Whenever a line in the data contains "accent", show that line.

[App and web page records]
········

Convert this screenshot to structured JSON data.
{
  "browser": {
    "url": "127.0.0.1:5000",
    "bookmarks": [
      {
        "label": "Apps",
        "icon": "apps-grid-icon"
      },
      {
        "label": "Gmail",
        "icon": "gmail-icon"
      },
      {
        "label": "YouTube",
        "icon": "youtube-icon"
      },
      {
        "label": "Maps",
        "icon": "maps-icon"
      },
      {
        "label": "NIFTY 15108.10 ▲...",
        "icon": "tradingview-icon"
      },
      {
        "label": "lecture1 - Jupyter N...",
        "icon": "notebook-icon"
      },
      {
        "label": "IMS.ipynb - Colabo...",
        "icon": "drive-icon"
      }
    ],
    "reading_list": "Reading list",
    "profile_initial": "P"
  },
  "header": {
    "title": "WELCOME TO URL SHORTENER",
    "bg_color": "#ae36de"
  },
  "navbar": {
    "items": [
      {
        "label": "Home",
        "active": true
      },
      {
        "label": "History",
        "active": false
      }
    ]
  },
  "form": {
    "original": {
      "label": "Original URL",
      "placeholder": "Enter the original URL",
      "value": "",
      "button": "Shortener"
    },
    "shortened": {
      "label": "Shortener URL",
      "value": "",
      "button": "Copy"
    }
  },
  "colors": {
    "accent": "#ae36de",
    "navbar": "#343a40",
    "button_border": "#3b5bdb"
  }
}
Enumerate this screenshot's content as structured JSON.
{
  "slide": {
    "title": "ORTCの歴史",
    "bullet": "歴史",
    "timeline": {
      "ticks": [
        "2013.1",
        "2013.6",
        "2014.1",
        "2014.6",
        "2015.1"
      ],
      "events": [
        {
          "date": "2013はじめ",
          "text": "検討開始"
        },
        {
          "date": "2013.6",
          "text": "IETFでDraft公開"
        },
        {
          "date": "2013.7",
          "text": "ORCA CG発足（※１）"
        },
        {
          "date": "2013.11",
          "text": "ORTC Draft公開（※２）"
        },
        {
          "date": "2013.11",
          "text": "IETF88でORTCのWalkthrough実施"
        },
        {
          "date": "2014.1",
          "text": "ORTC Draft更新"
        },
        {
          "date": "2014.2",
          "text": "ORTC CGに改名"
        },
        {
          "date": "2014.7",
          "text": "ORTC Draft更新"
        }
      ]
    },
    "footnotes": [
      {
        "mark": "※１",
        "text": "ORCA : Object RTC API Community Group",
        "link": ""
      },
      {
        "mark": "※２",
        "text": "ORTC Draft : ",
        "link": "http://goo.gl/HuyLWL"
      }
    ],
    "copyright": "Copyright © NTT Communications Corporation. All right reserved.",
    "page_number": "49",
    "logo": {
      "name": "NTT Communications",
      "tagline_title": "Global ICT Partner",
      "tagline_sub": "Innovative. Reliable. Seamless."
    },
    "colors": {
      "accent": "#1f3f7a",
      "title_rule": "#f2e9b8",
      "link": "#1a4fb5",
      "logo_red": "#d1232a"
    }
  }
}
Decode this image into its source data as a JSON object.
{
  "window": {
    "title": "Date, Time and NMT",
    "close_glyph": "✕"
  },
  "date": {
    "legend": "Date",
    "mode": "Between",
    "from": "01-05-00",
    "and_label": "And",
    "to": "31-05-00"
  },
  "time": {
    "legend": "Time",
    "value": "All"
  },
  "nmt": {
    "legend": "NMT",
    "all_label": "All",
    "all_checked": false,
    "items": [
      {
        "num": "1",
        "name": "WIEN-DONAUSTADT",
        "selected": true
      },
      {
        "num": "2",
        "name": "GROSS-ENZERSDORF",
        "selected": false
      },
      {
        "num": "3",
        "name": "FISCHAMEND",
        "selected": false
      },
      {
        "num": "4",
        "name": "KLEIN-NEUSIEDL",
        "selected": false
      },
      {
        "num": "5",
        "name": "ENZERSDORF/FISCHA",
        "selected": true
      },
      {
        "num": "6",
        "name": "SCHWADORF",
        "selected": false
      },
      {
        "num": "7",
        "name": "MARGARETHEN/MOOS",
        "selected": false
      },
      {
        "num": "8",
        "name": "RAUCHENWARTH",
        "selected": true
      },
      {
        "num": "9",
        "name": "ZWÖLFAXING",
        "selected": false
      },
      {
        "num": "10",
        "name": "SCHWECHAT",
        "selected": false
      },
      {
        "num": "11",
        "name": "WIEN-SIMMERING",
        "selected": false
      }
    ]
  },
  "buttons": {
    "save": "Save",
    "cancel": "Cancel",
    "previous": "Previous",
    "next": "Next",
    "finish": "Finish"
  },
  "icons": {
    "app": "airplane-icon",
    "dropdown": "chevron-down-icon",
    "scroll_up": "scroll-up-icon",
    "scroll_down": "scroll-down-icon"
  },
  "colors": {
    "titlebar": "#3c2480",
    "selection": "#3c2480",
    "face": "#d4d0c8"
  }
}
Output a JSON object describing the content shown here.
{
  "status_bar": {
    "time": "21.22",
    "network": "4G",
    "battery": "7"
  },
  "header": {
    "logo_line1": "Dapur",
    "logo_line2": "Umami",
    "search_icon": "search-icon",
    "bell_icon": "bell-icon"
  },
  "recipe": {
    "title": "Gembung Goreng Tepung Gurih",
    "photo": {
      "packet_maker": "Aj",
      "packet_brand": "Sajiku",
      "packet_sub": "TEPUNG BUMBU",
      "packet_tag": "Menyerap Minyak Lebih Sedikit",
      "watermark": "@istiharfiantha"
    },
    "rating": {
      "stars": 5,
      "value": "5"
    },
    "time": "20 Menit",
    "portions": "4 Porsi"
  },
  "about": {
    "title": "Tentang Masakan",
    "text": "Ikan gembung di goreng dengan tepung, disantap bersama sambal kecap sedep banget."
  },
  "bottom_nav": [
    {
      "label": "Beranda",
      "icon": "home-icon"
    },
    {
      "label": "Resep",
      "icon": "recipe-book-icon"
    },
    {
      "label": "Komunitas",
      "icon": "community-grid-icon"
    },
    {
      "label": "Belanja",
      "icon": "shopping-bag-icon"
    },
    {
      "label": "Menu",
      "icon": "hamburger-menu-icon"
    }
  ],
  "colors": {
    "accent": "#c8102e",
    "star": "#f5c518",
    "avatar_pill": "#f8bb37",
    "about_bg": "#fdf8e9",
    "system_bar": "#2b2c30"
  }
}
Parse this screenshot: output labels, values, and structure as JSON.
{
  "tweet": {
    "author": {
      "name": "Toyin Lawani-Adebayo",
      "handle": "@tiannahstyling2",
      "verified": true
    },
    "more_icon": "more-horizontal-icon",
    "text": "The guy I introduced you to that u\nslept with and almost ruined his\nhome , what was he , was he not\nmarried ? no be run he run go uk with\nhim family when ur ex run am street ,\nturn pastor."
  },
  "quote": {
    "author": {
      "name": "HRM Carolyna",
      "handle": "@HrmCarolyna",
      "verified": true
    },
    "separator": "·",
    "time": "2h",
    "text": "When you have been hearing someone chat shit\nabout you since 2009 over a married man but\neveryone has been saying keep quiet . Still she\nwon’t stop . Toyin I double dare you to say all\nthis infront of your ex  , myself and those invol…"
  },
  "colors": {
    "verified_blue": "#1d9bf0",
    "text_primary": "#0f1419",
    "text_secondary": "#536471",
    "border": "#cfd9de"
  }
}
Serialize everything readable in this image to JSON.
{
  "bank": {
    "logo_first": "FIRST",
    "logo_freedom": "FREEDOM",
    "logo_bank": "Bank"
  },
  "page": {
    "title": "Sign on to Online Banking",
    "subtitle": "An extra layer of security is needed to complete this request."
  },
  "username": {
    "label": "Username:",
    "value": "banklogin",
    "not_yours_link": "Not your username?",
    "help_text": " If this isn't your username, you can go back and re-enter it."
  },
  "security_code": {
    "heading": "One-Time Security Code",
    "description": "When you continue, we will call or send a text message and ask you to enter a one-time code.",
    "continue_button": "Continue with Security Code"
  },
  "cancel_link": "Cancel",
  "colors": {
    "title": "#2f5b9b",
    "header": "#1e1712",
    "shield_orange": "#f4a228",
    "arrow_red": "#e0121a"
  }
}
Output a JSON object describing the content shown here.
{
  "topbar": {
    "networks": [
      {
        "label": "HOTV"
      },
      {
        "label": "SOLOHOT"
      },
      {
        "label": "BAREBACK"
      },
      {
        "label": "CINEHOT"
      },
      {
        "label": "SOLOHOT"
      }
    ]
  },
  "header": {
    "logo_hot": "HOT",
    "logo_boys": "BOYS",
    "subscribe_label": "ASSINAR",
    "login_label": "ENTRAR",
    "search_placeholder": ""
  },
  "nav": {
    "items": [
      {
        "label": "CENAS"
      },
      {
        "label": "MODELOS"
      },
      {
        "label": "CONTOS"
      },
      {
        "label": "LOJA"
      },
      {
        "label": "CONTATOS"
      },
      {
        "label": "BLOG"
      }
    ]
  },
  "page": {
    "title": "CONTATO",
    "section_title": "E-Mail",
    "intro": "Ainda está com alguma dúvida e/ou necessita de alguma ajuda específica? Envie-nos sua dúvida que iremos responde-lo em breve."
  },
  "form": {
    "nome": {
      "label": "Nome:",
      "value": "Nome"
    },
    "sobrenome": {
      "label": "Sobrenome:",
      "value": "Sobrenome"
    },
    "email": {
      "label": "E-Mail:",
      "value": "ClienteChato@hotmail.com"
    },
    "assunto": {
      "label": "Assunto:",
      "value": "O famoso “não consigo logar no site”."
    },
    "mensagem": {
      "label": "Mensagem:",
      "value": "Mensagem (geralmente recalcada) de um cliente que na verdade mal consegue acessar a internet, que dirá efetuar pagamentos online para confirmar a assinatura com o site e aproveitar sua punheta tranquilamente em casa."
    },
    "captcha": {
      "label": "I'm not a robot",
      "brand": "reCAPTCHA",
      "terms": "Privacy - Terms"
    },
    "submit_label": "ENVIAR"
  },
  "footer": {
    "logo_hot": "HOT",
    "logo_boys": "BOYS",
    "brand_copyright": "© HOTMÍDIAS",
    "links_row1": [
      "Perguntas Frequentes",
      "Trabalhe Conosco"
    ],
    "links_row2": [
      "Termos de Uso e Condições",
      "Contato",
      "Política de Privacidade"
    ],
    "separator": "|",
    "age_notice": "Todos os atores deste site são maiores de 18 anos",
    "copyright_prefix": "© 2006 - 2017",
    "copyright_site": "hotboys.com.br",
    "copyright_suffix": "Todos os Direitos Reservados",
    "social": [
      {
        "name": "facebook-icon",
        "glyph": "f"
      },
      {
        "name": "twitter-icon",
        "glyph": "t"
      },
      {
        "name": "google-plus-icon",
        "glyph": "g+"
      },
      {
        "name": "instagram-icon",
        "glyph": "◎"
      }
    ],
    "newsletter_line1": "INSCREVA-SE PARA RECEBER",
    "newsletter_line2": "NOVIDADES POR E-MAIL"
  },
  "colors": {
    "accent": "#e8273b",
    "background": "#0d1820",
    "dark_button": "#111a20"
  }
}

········

### OUTPUT OF THE TASK:
    "accent": "#ae36de",
      "accent": "#1f3f7a",
    "accent": "#c8102e",
    "accent": "#e8273b",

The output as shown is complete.